Just know that studying overtime to do exceptionally well in your academic studies is now a choice you can make of your own volition. I made the choice to sacrifice at least some academic performance in pursuit of many other things (writing, student politics, sports), and I have absolutely no regrets. I’m pleased with my results, but I’m thrilled with my life.
University is not for the rich.
When I was 11, I asked my mum if I could start delivering newspapers in the morning to save up money for university. My siblings and I really grew up with very little money, to the point that I remember my dad apologising for not being able to go and buy anything fancy from the local supermarket when I turned 16. Money hasn’t been hot for us, to say the least.
Going to a pretty prestigious university, I know many students in totally different circumstances. Some of my friends left for the summer to go on yachting holidays. Some live in sprawling, luxurious houses in the best real estate areas in the country. Some have parents in the highest echelons of societies in countries right around the world, either as politicians or financiers or businesspeople or journalists.
But I’m not alone. So many university students come from backgrounds similar to my own, even where I study. In fact, universities are increasingly opening their doors to people from foster families, from disadvantaged backgrounds, to refugees and migrants, to the lower socioeconomic strata of society.
One thing I want you to take away from this is not to be fooled by the price tag. Yes, university is £9250 per year in the UK —it seems elitist, on the face of it. But do you know what happens when university is free? Poor people end up paying for the rich to attend university through their taxes, and the then-limited number of higher education spaces would go only to those from the best schools. Only the rich would go into higher education. The fact that we pay to go to university paradoxically opens up the way for social mobility.
Plus, the way that we pay in the UK is that we pay only a small percentage of whatever we earn above a certain threshold after graduation, and if we have not paid off our student loans by the age of 50, they are wiped clean entirely.
Think it through. Get in touch.
If you’ve got your results today and they aren’t what you want, you will prevail — life is a topsy-turvy path which throws random curve-balls every which way. If you have your results and you aren’t sure what to do with them, take your time. Gap years or not going to university at all are both fantastic options. If you have results that you are utterly delighted with, then I am utterly delighted for you and wish you all the best with whatever you have chosen to do with them.
The important thing for now is that you make choices you are happy with in the present moment and that you can see yourself continuing to be happy with.
Going to university is not something that should be done lightly, but nor is it something that should be avoided at all costs out of terror or uncertainty or both.

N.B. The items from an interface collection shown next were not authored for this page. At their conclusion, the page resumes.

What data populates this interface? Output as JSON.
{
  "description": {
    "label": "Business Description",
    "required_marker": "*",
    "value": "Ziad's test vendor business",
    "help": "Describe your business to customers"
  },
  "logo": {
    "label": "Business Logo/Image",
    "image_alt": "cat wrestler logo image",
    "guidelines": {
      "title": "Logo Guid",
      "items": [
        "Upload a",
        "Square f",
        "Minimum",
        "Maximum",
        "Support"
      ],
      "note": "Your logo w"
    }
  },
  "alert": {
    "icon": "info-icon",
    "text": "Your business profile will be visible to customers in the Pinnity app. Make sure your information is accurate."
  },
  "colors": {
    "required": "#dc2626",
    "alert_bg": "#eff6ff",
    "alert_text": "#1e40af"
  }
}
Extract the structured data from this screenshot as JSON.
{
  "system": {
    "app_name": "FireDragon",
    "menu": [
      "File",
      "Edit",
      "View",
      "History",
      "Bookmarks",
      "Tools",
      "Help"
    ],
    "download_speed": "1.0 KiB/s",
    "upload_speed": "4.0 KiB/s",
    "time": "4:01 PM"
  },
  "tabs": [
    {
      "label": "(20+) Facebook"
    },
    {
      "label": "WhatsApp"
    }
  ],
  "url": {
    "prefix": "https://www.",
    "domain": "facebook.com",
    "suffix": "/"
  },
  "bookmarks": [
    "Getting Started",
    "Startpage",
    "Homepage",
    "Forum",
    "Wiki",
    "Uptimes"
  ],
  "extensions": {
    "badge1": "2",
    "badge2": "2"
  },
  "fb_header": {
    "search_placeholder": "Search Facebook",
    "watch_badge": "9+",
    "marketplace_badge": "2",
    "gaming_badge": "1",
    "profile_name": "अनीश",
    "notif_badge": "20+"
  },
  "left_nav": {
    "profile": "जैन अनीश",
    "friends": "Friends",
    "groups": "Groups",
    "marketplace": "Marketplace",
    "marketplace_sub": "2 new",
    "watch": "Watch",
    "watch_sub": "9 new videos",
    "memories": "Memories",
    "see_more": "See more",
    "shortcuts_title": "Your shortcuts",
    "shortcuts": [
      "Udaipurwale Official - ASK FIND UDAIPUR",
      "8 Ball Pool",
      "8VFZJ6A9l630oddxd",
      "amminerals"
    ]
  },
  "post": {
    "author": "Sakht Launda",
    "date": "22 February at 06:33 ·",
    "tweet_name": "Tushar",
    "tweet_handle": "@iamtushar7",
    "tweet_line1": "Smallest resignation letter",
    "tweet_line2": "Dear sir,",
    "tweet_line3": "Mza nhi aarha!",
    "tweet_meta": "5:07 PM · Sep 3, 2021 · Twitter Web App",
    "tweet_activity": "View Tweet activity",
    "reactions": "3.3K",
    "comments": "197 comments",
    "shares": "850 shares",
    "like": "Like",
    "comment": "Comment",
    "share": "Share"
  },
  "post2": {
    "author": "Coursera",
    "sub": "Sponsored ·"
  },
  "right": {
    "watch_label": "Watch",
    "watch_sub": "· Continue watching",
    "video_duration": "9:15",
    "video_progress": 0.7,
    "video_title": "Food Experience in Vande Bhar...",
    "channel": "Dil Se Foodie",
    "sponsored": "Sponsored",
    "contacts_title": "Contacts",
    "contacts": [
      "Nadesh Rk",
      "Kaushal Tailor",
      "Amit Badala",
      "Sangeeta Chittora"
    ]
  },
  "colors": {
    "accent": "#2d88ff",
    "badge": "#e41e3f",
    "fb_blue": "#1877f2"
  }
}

Honestly, the best thing you can do is to talk to people. Reach out to your university admissions department if you have any questions. Scour social media sites for other people going to the same place as you, or in your position. Put out forum posts looking for people who might be able to help you. Send out that risky email — they almost always pay dividends.
Just don’t sit there by yourself.